# Problem to work on
Print each record below precisely, with every picture left out of the copy.

[Data extracted from a collection]
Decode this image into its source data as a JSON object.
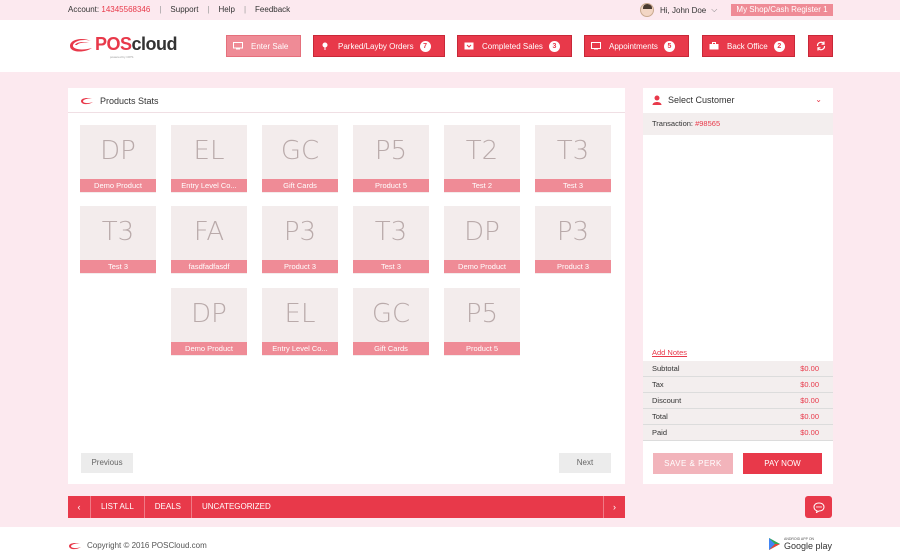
{
  "topbar": {
    "account_label": "Account:",
    "account_number": "14345568346",
    "support": "Support",
    "help": "Help",
    "feedback": "Feedback",
    "user_greeting": "Hi, John Doe",
    "shop_register": "My Shop/Cash Register 1"
  },
  "brand": {
    "logo_pos": "POS",
    "logo_cloud": "cloud",
    "logo_sub": "powered by CIPS",
    "accent_color": "#e8394a",
    "accent_light": "#ef8b96"
  },
  "nav": {
    "enter_sale": "Enter Sale",
    "parked": "Parked/Layby Orders",
    "parked_count": "7",
    "completed": "Completed Sales",
    "completed_count": "3",
    "appointments": "Appointments",
    "appointments_count": "5",
    "back_office": "Back Office",
    "back_office_count": "2"
  },
  "products": {
    "title": "Products Stats",
    "tiles": [
      {
        "abbr": "DP",
        "name": "Demo Product"
      },
      {
        "abbr": "EL",
        "name": "Entry Level Co..."
      },
      {
        "abbr": "GC",
        "name": "Gift Cards"
      },
      {
        "abbr": "P5",
        "name": "Product 5"
      },
      {
        "abbr": "T2",
        "name": "Test 2"
      },
      {
        "abbr": "T3",
        "name": "Test 3"
      },
      {
        "abbr": "T3",
        "name": "Test 3"
      },
      {
        "abbr": "FA",
        "name": "fasdfadfasdf"
      },
      {
        "abbr": "P3",
        "name": "Product 3"
      },
      {
        "abbr": "T3",
        "name": "Test 3"
      },
      {
        "abbr": "DP",
        "name": "Demo Product"
      },
      {
        "abbr": "P3",
        "name": "Product 3"
      },
      {
        "abbr": "DP",
        "name": "Demo Product"
      },
      {
        "abbr": "EL",
        "name": "Entry Level Co..."
      },
      {
        "abbr": "GC",
        "name": "Gift Cards"
      },
      {
        "abbr": "P5",
        "name": "Product 5"
      }
    ],
    "previous": "Previous",
    "next": "Next"
  },
  "categories": {
    "prev_arrow": "‹",
    "next_arrow": "›",
    "list_all": "LIST ALL",
    "deals": "DEALS",
    "uncategorized": "UNCATEGORIZED"
  },
  "customer": {
    "select_customer": "Select Customer",
    "transaction_label": "Transaction:",
    "transaction_id": "#98565",
    "add_notes": "Add Notes",
    "totals": [
      {
        "label": "Subtotal",
        "value": "$0.00"
      },
      {
        "label": "Tax",
        "value": "$0.00"
      },
      {
        "label": "Discount",
        "value": "$0.00"
      },
      {
        "label": "Total",
        "value": "$0.00"
      },
      {
        "label": "Paid",
        "value": "$0.00"
      }
    ],
    "save_perk": "SAVE & PERK",
    "pay_now": "PAY NOW"
  },
  "footer": {
    "copyright": "Copyright © 2016 POSCloud.com",
    "gplay_small": "ANDROID APP ON",
    "gplay_big": "Google play"
  }
}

# Written response
Decode this image into its source data as a JSON object.
{
  "topbar": {
    "account_label": "Account:",
    "account_number": "14345568346",
    "support": "Support",
    "help": "Help",
    "feedback": "Feedback",
    "user_greeting": "Hi, John Doe",
    "shop_register": "My Shop/Cash Register 1"
  },
  "brand": {
    "logo_pos": "POS",
    "logo_cloud": "cloud",
    "logo_sub": "powered by CIPS",
    "accent_color": "#e8394a",
    "accent_light": "#ef8b96"
  },
  "nav": {
    "enter_sale": "Enter Sale",
    "parked": "Parked/Layby Orders",
    "parked_count": "7",
    "completed": "Completed Sales",
    "completed_count": "3",
    "appointments": "Appointments",
    "appointments_count": "5",
    "back_office": "Back Office",
    "back_office_count": "2"
  },
  "products": {
    "title": "Products Stats",
    "tiles": [
      {
        "abbr": "DP",
        "name": "Demo Product"
      },
      {
        "abbr": "EL",
        "name": "Entry Level Co..."
      },
      {
        "abbr": "GC",
        "name": "Gift Cards"
      },
      {
        "abbr": "P5",
        "name": "Product 5"
      },
      {
        "abbr": "T2",
        "name": "Test 2"
      },
      {
        "abbr": "T3",
        "name": "Test 3"
      },
      {
        "abbr": "T3",
        "name": "Test 3"
      },
      {
        "abbr": "FA",
        "name": "fasdfadfasdf"
      },
      {
        "abbr": "P3",
        "name": "Product 3"
      },
      {
        "abbr": "T3",
        "name": "Test 3"
      },
      {
        "abbr": "DP",
        "name": "Demo Product"
      },
      {
        "abbr": "P3",
        "name": "Product 3"
      },
      {
        "abbr": "DP",
        "name": "Demo Product"
      },
      {
        "abbr": "EL",
        "name": "Entry Level Co..."
      },
      {
        "abbr": "GC",
        "name": "Gift Cards"
      },
      {
        "abbr": "P5",
        "name": "Product 5"
      }
    ],
    "previous": "Previous",
    "next": "Next"
  },
  "categories": {
    "prev_arrow": "‹",
    "next_arrow": "›",
    "list_all": "LIST ALL",
    "deals": "DEALS",
    "uncategorized": "UNCATEGORIZED"
  },
  "customer": {
    "select_customer": "Select Customer",
    "transaction_label": "Transaction:",
    "transaction_id": "#98565",
    "add_notes": "Add Notes",
    "totals": [
      {
        "label": "Subtotal",
        "value": "$0.00"
      },
      {
        "label": "Tax",
        "value": "$0.00"
      },
      {
        "label": "Discount",
        "value": "$0.00"
      },
      {
        "label": "Total",
        "value": "$0.00"
      },
      {
        "label": "Paid",
        "value": "$0.00"
      }
    ],
    "save_perk": "SAVE & PERK",
    "pay_now": "PAY NOW"
  },
  "footer": {
    "copyright": "Copyright © 2016 POSCloud.com",
    "gplay_small": "ANDROID APP ON",
    "gplay_big": "Google play"
  }
}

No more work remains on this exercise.